Component data from apps and pages
# # # #

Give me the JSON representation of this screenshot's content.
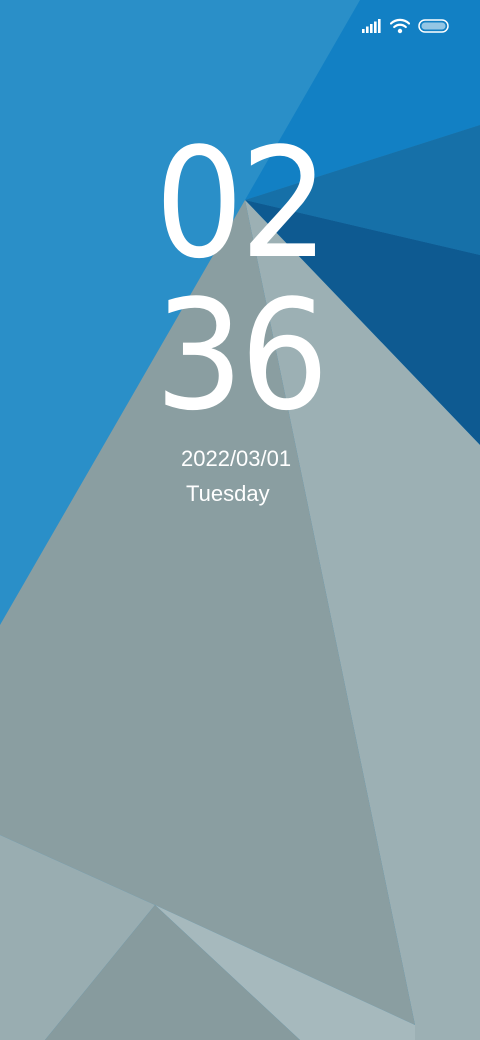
{
  "lock_screen": {
    "clock": {
      "hours": "02",
      "minutes": "36"
    },
    "date": "2022/03/01",
    "weekday": "Tuesday"
  },
  "status_bar": {
    "icons": [
      "signal-icon",
      "wifi-icon",
      "battery-icon"
    ]
  },
  "colors": {
    "sky_blue": "#2a8fc8",
    "deep_blue": "#0f6eb0",
    "navy": "#0c5a92",
    "grey_light": "#9cb0b4",
    "grey_mid": "#8a9ea1",
    "text": "#ffffff"
  }
}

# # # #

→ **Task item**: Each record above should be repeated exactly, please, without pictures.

→ **Exercise response**:
Give me the JSON representation of this screenshot's content.
{
  "lock_screen": {
    "clock": {
      "hours": "02",
      "minutes": "36"
    },
    "date": "2022/03/01",
    "weekday": "Tuesday"
  },
  "status_bar": {
    "icons": [
      "signal-icon",
      "wifi-icon",
      "battery-icon"
    ]
  },
  "colors": {
    "sky_blue": "#2a8fc8",
    "deep_blue": "#0f6eb0",
    "navy": "#0c5a92",
    "grey_light": "#9cb0b4",
    "grey_mid": "#8a9ea1",
    "text": "#ffffff"
  }
}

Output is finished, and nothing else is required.